See, this is where I focus on the time period in which the film was made. The aliens, as you say, look rather conventional, but I wouldn't necessarily say they're anticlimatic. The film is, after all, about close encounters of the third kind; i.e., making physical contact with the aliens. While Spielberg probably would have designed them differently today, his more conventional design of them back in the 70's reflects his own idealism and infatuation with 50's-style aliens at the time (Spielberg has admitted that his strong belief in aliens has diminished somewhat due to the noticable lack of flying saucer sightings in recent years). He builds the suspense of the moment nicely, too. The first time to mothership opens, it releases the human captives (and that dog that slides down the ramp). Then that praying mantis figure appears, followed by the aliens. It's a powerful moment even when knowing in hindsight that the aliens won't look very original.

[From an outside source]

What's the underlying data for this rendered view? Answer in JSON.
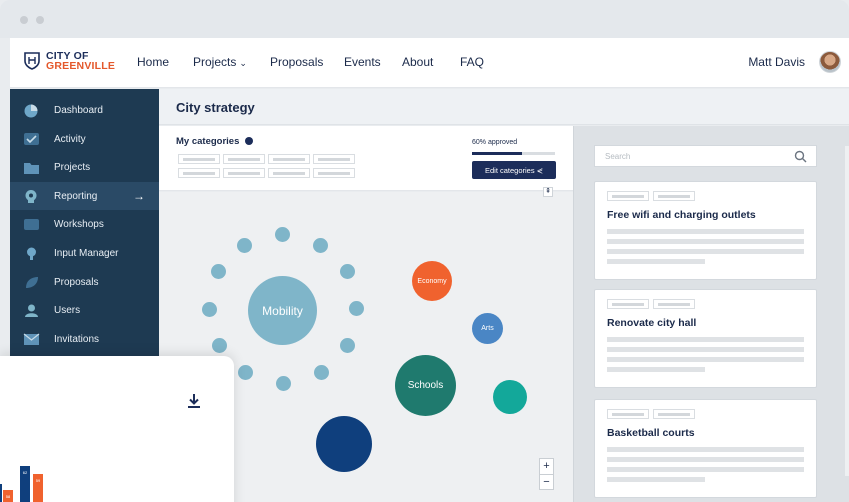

The reveal of the aliens also gives us that wonderful moment of Lacombe giving the musical hand signal to one of the aliens: the smile on Truffaut's face in that instant is downright lovable. It's no surprise that Jean Renoir waxed so poetically about Close Encounters (and, surprisingly, Spielberg as a director) in a letter he wrote to Truffaut after the film's release: "It is a very good film, and I regret it was not made in France... the author is a poet. In the south of France one would say he is a bit of a fada. He brings to mind the exact meaning of this word in Provence: the village fada is the one possessed by the fairies."

Ed Howard said...

For a long time into the movie, we're not entirely sure what type of sci-fi film we're watching.

That's very true. I really like that aspect of it, too, how it shows different people reacting in very different ways, and the aesthetics of the film change to reflect that character's perceptions. Roy is intrigued and awed by the aliens, so his scenes are often tinged with shivery wonder, whereas Jillian fears the aliens (quite rightly, really, since they do take her son), so her scenes play out like a horror movie.

I'm glad you pointed out the family disfunction theme running through Roy's story, though I think that comes through perfectly clearly in the theatrical version, especially in the scene where his wife leaves. In a lot of Spielberg's other films, his anxiety about family is resolved in very rosy, optimistic visions of family contentment. Here, he's working out that anxiety much more directly by showing the disintegration of a family in response to one member's single-minded obsession with concerns that stretch far beyond the bounds of family.

MovieMan0283 said...

Adam, thanks for the Renoir quote - I'd never heard it before. That's great.